Verse 9 is followed by "selah." Scholars aren’t sure what what this word means in psalms – a musical interlude perhaps – and I wish I knew what happened to the writer of Psalm 77 at the point where “selah” is inserted here. In verse 10 the writer affirms that something has changed: “And I say, ‘It is my grief that the right hand of the Most High has changed.’” The rest of Psalm 77 is full of praise and thanks.

These psalms leave us with key questions. Is there something we can do to get to the point where we recognize that God does indeed see the things we’re sad about? Can we open ourselves in some way that allows the Most High to change our grief into joy, or at least into acceptance?

Psalm 73 makes clear what facilitated the pivot from anger/frustration to peace/thankfulness for this psalm writer: “I went into the sanctuary of God” (verse 17). Sometimes we choose to enter into the presence of God, and we pivot from grief to thankfulness. The “sanctuary of God” surely includes church, but I also often feel like I’m entering into God’s presence in nature and while praying alone or with others.

A friend recently wrote, “In Psalm 73 the situation doesn’t change but the insight does.” Her thoughts raise the question of where and how our insight changes. My husband believes that offering up lament prayers with others “cleanses the palate,” and he can then praise and thank God with a heart that feels both honest and cleansed of sadness.

Hebrews 4:12 indicates that God's word effects change in us: “Indeed, the word of God is living and active, sharper than any two-edged sword, piercing until it divides soul from spirit, joints from marrow.” I hope that most Christians have experienced at least one instance where reading the Bible has given the kind of insight that turns grief into thankfulness.

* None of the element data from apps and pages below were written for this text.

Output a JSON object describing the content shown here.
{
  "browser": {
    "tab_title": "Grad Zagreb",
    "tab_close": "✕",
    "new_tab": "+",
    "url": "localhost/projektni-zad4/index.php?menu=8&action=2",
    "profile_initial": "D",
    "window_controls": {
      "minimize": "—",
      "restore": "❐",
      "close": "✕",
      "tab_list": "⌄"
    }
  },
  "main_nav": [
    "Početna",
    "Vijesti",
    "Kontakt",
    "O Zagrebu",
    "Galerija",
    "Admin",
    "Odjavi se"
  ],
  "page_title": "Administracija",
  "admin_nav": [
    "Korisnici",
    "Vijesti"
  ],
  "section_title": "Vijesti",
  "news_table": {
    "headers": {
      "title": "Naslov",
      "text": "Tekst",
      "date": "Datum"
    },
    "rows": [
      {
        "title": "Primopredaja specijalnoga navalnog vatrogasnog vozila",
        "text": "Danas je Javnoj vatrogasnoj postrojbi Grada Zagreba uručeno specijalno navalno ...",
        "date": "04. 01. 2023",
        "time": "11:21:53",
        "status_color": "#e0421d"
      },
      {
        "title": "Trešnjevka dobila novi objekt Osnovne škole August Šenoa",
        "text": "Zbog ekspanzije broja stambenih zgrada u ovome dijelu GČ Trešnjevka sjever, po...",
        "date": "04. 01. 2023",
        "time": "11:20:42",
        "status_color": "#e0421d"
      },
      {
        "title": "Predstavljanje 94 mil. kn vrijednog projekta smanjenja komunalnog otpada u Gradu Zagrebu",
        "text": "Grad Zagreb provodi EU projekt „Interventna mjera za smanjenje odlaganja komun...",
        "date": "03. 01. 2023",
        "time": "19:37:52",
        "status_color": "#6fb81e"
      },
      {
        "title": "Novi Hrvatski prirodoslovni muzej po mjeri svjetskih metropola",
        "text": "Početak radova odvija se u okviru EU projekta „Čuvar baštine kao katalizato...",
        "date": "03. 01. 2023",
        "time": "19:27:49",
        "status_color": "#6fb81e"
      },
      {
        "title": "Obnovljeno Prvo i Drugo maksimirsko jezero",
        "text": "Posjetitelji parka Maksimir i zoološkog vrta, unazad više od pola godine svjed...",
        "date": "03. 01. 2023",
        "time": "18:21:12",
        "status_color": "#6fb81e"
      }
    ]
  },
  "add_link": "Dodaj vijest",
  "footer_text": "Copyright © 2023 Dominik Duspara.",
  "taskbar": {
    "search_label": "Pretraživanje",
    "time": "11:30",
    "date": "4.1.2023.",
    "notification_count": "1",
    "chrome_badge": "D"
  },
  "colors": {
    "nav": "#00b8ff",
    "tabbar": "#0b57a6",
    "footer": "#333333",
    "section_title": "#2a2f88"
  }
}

Seeking God’s presence in worship, nature, lament prayers, and the Bible – alone or with others – often does not instantaneously change our grief into thankfulness. I worry that the biggest obstacle to pivoting from grief to gratitude is our expectation that it will happen quickly. I worry that we too often adopt our culture’s obsession with being optimistic and upbeat, and thus we feel like we’re failing at something important when we sit with grief and let it stretch us large.

I gave a seminar on grief and gratitude at my church two weeks ago (I’ll post a link when the recording is uploaded to our church website), and one of the participants reminded us that when grief and sadness linger for a long time, professional help might be necessary, including anti-depressant or anti-anxiety medications or various kinds of therapy. I don’t want to minimize the significance of depression and anxiety. But I do want to say that for many of us, we simply don’t know how to sit with sadness for very long, and learning to do it will hurt, because grief always hurts.

However God does see. The Holy Spirit does change our grief. God brings joy after sorrow because Jesus walks with us minute by minute and day by day. God also brings joy in the midst of sorrow. I wrote last week about an equally important reality, that sometimes we experience grief and gratitude at the same time. We hold grief in one hand and gratitude in the other.

 (Next week: Grief and gratitude in Advent. Illustration by Dave Baab: Lake Hawea, New Zealand. I love to get new subscribers. Sign up below to receive an email when I post on this blog.)

My new book – Two Hands: Grief and Gratitude in the Christian Life. Available in paperback and for kindle. Audiobook coming in two months.

The concluding posts in my 2019 series on grief and thankfulness: 



Next post »« Previous post

Comments